### Task instructions
Every line of the records that holds the word "true" should be copied out.

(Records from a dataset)
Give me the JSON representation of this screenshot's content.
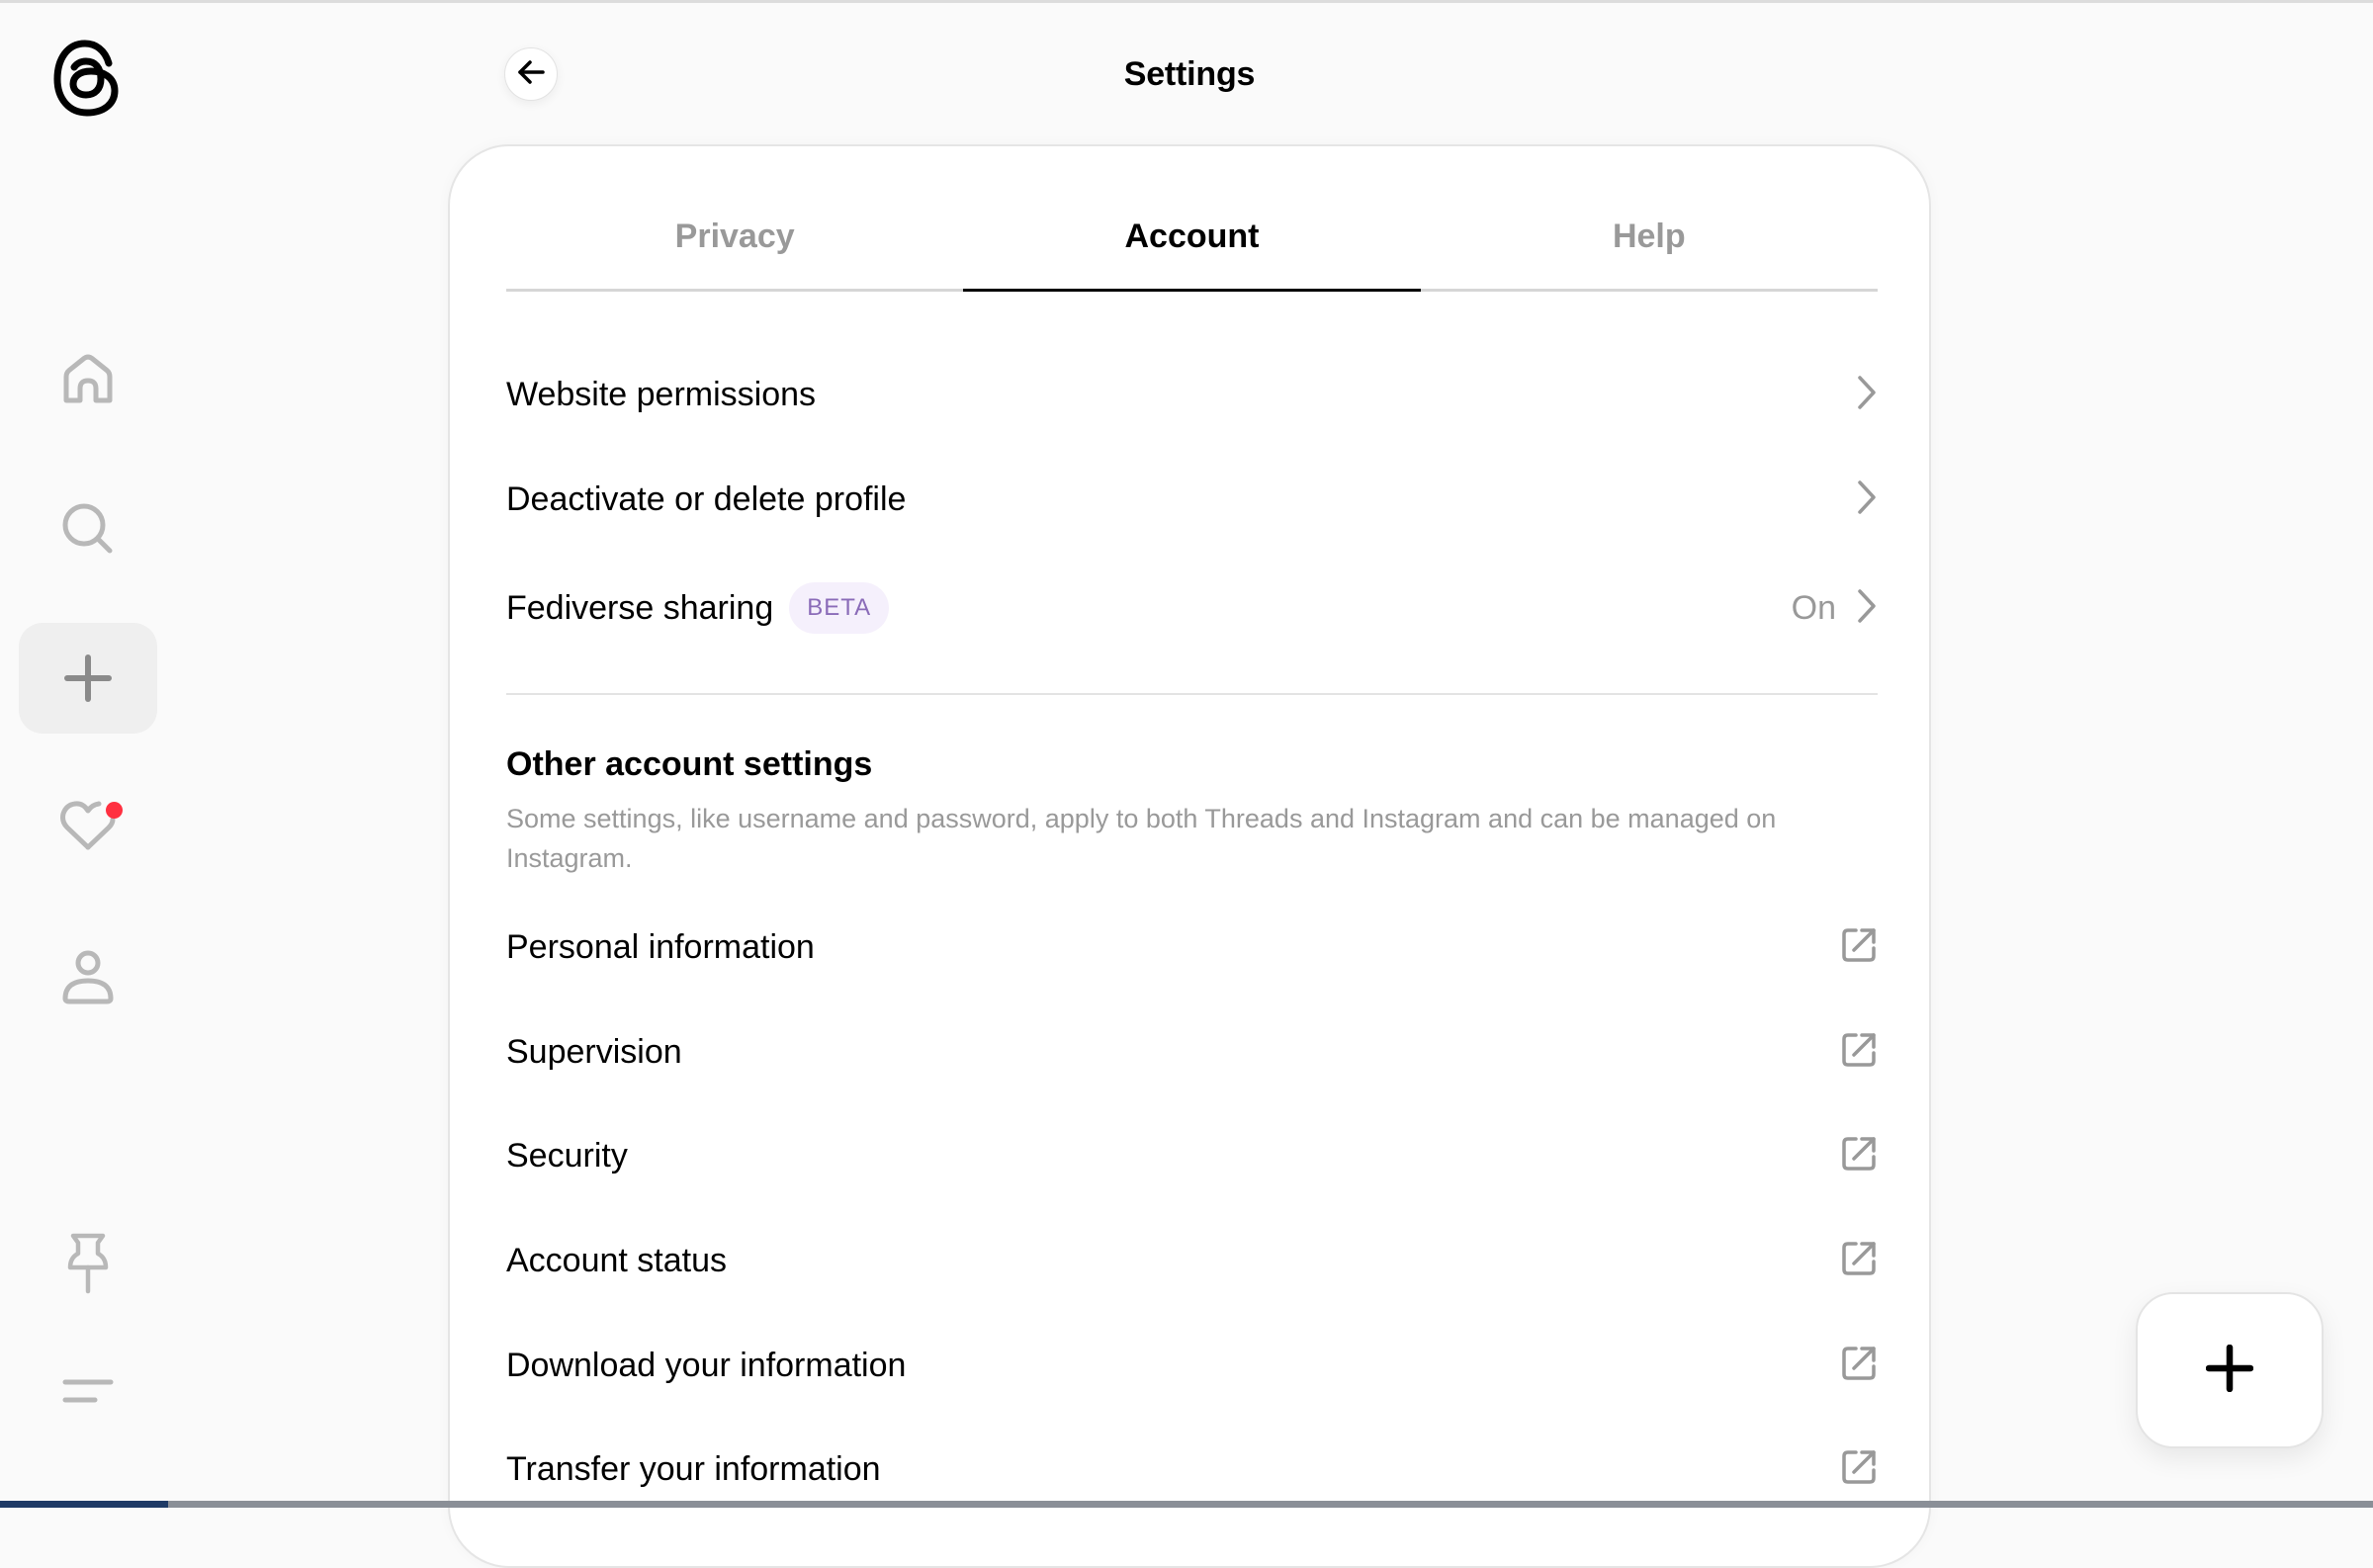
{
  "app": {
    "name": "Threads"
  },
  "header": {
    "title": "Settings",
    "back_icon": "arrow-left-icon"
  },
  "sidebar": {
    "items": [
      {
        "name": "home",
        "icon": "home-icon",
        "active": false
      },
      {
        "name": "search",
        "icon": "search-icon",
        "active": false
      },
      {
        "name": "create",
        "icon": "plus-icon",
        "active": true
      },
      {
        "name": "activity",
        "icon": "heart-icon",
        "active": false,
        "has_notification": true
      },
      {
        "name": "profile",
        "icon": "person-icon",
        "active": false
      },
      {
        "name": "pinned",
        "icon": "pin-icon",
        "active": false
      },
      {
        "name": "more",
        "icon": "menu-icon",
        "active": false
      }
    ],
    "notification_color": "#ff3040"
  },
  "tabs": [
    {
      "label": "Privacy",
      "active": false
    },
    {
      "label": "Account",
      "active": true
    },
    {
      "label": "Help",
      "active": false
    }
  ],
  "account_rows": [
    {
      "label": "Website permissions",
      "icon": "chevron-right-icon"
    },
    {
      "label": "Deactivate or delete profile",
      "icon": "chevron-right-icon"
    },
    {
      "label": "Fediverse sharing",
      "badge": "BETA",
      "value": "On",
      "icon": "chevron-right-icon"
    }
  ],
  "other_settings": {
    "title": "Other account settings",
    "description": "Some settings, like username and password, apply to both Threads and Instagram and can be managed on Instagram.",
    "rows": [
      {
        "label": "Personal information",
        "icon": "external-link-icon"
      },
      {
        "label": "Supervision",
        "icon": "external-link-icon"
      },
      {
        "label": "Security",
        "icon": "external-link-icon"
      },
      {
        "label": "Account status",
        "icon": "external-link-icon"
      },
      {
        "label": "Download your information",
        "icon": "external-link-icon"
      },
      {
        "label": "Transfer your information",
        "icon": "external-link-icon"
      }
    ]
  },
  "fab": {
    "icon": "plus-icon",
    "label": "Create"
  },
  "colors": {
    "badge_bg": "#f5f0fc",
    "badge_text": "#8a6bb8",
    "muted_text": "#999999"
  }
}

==

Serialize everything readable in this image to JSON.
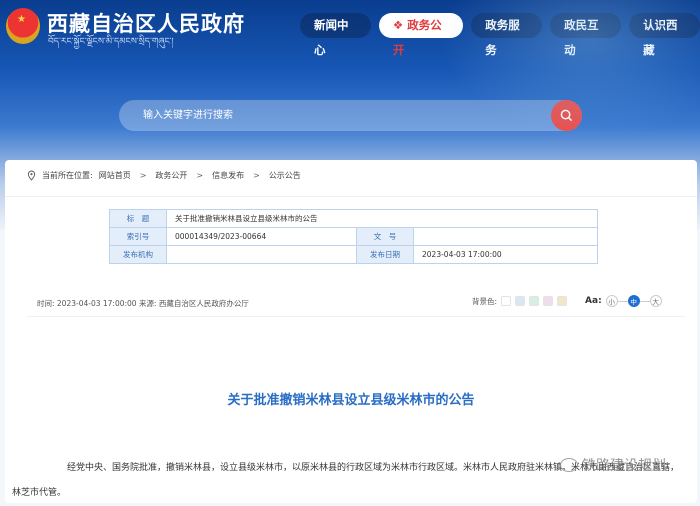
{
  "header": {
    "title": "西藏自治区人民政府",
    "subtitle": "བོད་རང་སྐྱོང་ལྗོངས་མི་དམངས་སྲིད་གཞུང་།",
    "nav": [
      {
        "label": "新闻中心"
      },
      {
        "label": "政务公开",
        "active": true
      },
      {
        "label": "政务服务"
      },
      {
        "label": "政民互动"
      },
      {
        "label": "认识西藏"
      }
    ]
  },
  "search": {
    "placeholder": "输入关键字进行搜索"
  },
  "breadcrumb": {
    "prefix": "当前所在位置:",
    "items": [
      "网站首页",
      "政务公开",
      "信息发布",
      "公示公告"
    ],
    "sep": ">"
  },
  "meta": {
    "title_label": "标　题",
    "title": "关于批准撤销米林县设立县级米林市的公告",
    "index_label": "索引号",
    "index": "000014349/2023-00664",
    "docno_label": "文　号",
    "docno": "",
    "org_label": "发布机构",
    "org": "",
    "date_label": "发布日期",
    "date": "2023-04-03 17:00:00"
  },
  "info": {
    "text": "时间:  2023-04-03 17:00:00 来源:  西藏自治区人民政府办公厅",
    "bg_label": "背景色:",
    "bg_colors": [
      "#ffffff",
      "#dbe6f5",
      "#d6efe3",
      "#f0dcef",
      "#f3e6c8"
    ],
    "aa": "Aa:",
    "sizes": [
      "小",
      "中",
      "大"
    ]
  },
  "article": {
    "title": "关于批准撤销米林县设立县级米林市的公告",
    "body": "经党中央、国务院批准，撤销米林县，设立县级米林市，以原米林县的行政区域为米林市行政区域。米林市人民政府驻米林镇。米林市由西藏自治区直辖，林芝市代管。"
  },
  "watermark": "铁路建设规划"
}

### Task response
        "active": true
        "has_notification": true
      "active": true
        "active": true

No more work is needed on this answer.